Records from a collection

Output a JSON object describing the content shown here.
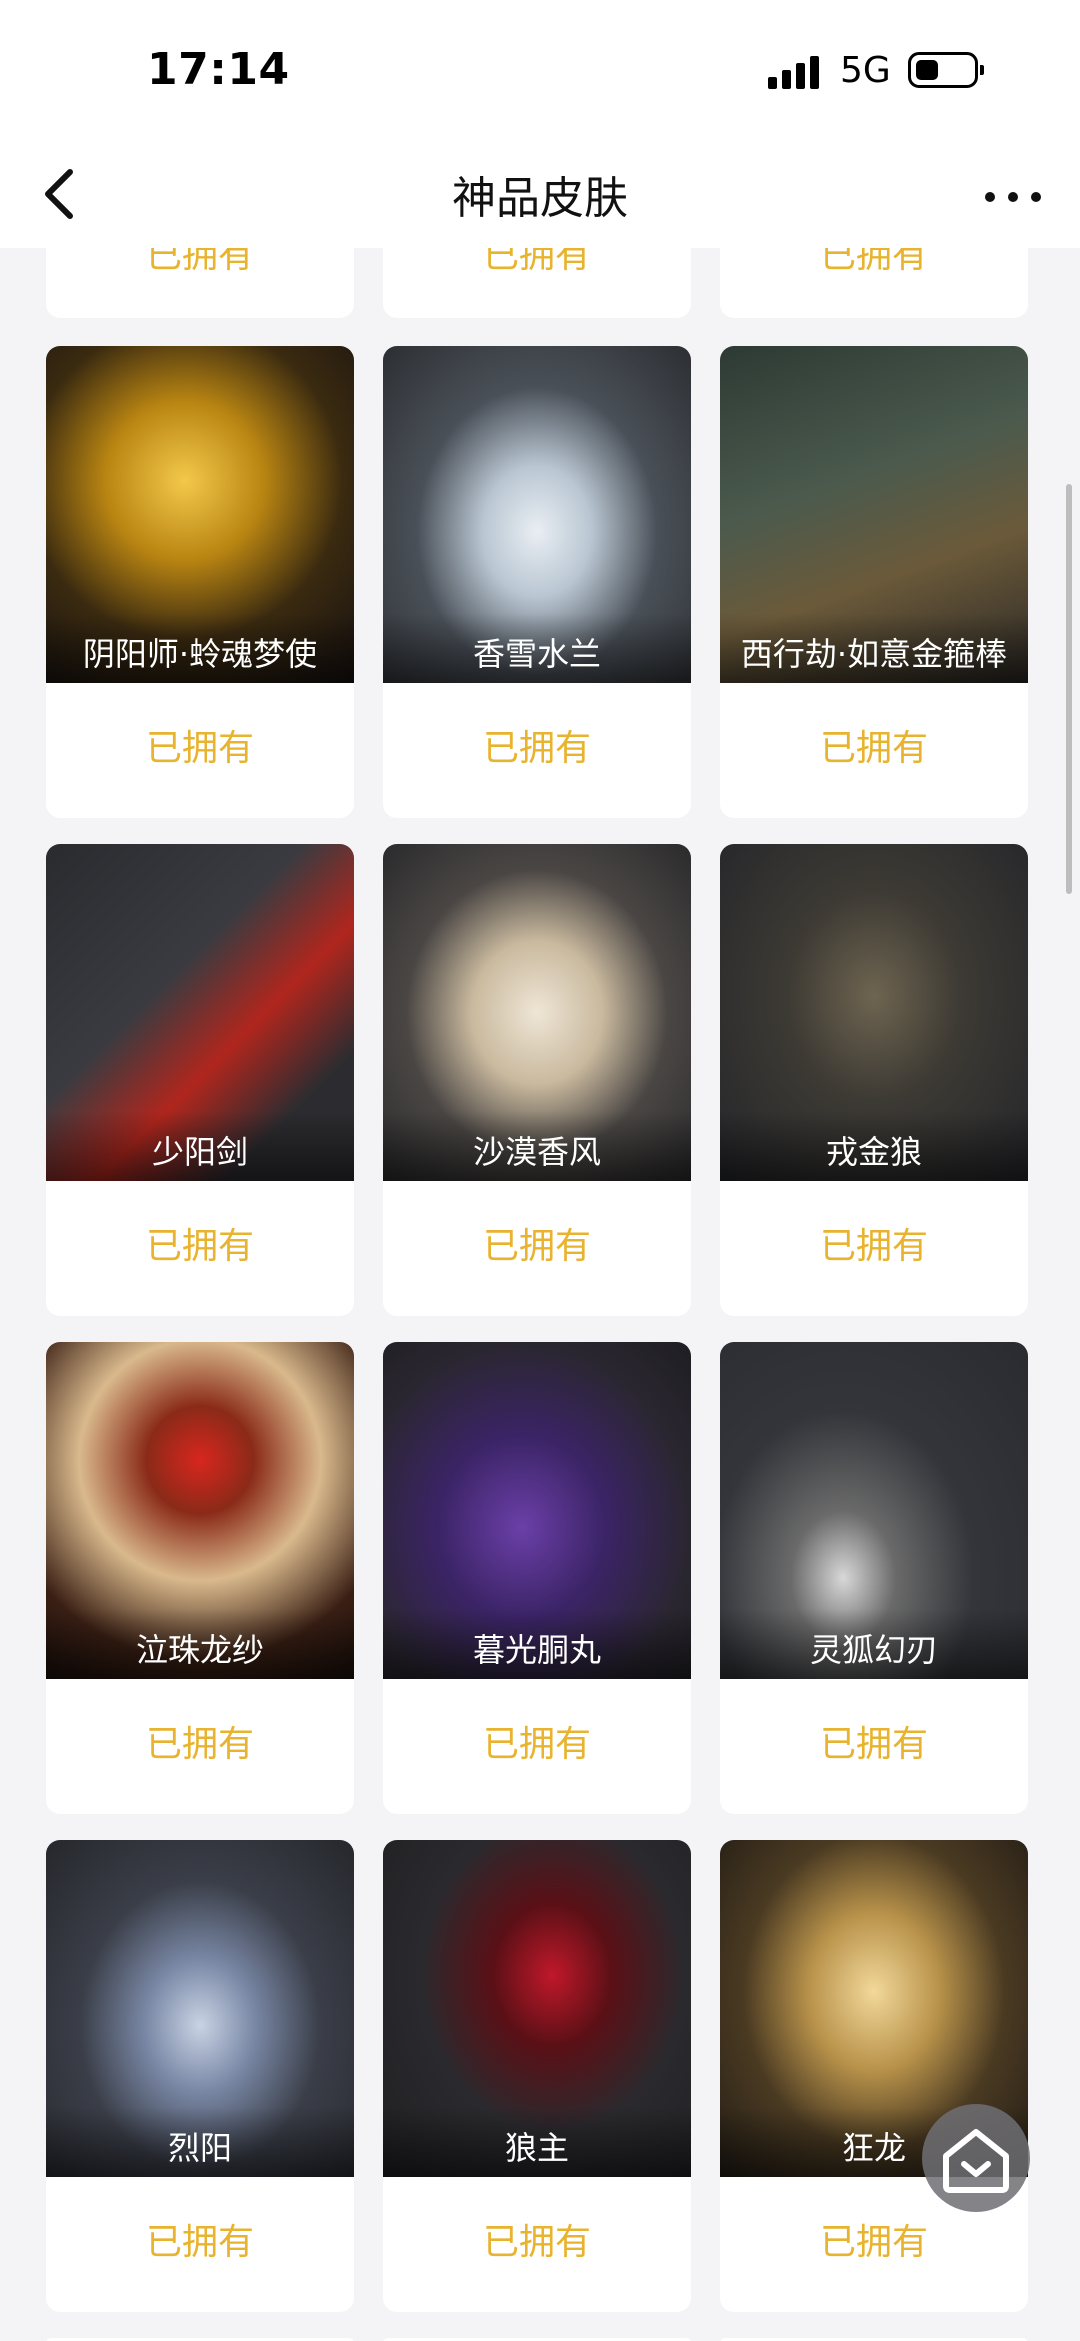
{
  "status_bar": {
    "time": "17:14",
    "network": "5G"
  },
  "nav": {
    "title": "神品皮肤"
  },
  "owned_label": "已拥有",
  "items": [
    {
      "name": "阴阳师·蛉魂梦使",
      "status": "已拥有"
    },
    {
      "name": "香雪水兰",
      "status": "已拥有"
    },
    {
      "name": "西行劫·如意金箍棒",
      "status": "已拥有"
    },
    {
      "name": "少阳剑",
      "status": "已拥有"
    },
    {
      "name": "沙漠香风",
      "status": "已拥有"
    },
    {
      "name": "戎金狼",
      "status": "已拥有"
    },
    {
      "name": "泣珠龙纱",
      "status": "已拥有"
    },
    {
      "name": "暮光胴丸",
      "status": "已拥有"
    },
    {
      "name": "灵狐幻刃",
      "status": "已拥有"
    },
    {
      "name": "烈阳",
      "status": "已拥有"
    },
    {
      "name": "狼主",
      "status": "已拥有"
    },
    {
      "name": "狂龙",
      "status": "已拥有"
    }
  ],
  "icons": {
    "back": "chevron-left-icon",
    "more": "more-horizontal-icon",
    "home": "home-icon",
    "signal": "signal-icon",
    "battery": "battery-icon"
  }
}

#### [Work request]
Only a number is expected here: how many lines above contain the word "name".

#### [Written response]
12